Trick or Treating is coming up soon! Are you already dreading all the candy in the house? Wondering how to set limits around all that candy in a positive way? How to make the trick or treat outing as smooth and fun as possible? In this second part of Discipline Tips & Halloween Treats I am sharing ways to use positive parenting tools to avoid power struggles and conflicts on Halloween:
So much candy! Preventing treat Overload
Set Limits: If having a lot of candy in the house is going to be an issue and lead to possible conflict it’s probably best to set limits ahead of time. Take the time to talk together with your child and decide how many pieces of candy will be eaten while out and about trick or treating and how many can be eaten once back home. To set the limit in a really positive way try to acknowledge the excitement of the whole process while still being firm on making healthy choices.

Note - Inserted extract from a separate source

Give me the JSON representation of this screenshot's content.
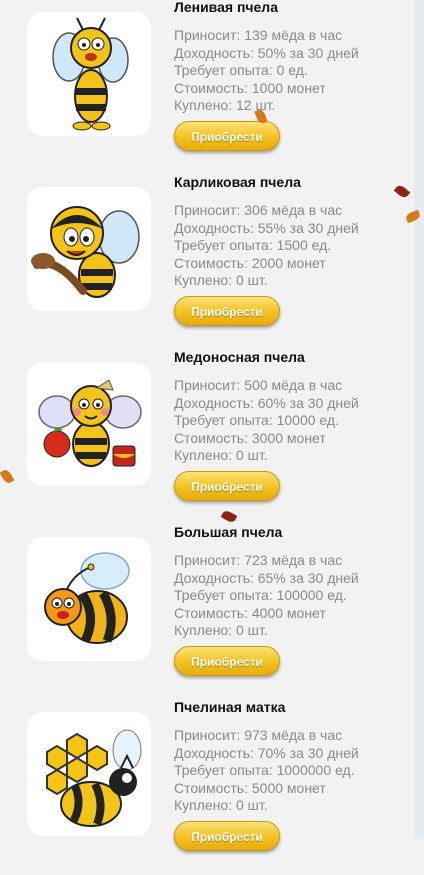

Candy Map: Charts like a daily routine charts are helpful because they give children a visual guide and make limits clear. A candy map or candy chart idea is based on just that. If you and your child tend to struggle when it comes all that Halloween candy, a candy map might be a positive solution to avoid the “just one more ” struggle while still making the candy time fun.
A friend did this last year with her daughter and this is what she told me: We talked and decided the map idea sounded fun! So, on a sheet of paper, my daughter and I drew together six circles and then decorated the sheet with Halloween stickers. Upon returning home, my daughter searched through her loot and chose six pieces of candy, one for each circle. The rest was put away for another day with no fuss, the first time for us that it has been so smooth after a long hour of trick or treating. It’s like she knew exactly what she could have, she felt good being able to choose and it was just so nice instead of dealing with whining! The candy map worked wonders-thank you!
Get Creative: If you tend to end up with way too much candy try to plan along with the children some ideas on what to do with the excess like freezing it for ice cream blizzard like treats and shakes, baking it into cookies, saving it for a piñata, bringing it to a retirement home, doing some candy experiments! Did you know the S from a skittle can float to the top of a bowl of water? Do you know what happens to a Candy Corn left in water and salt over night? Can you build an igloo with taffy? Candy Experiments has really cool ideas!
Just Treats, No Tricks. Preventing Meltdowns while Trick-or-Treating.
Set Realistic Goals: Is your child ready to walk a long stretch or happier close to home? Keep your child’s general disposition for walking and the time of day you go trick or treating in mind. Will it help to limit the number of houses you visit? What about bringing a wagon, soft carrier or stroller along to make the overall experience positive? When my son was two years old, visiting eight houses that were nearby was just enough to make trick-or-treating exciting but not exhausting!
Be Playful: If your child is tired of walking and you still have a bit to go before getting home, try counting jack-o-lanterns on doors or other decorations like silly witches on trees, spider webs etc… as you head back home. “I see a pumpkin, do you see a Pumpkin?” Offer to give your child a piggy back ride or try a round of costumes I-Spy with whatever costumes that are walking past.
Stick to the Routine: After all the commotion and excitement, wind down with your regular good night routine, whatever it may be. Trying to skip ahead or rushing to just get it over with will likely cause confusion and disharmony. Instead try keeping to the regular routine. This is more likely to get everyone off to sleep much faster than arguing and getting distressed along the way. If you think you will be out late and plan on cutting out parts of the routine, try planning and talking about that ahead of time!
When all else fails and those tears do start up? Try to stay connected, listen and be gentle – all that fun can be quite overwhelming! Also, don’t forget to take care of yourself, drink plenty of water, eat a healthy meal, plan to rest before heading out, invite a friend to come along – whatever you need to do so you can enjoy a fun time with the kids!!
In the past years, has Halloween brought up struggles with costumes, candy or getting to bed after trick-or-treating – How did you deal with that?
Latest posts by Ariadne Brill (see all)
- Discipline When Young Children Become Aggressive - October 1, 2017
- 25 Questions That Get Kids to Talk About School - September 7, 2017
- Why Timeouts Make Tantrums And Power Struggles Worse (And What To Do Instead) - August 29, 2017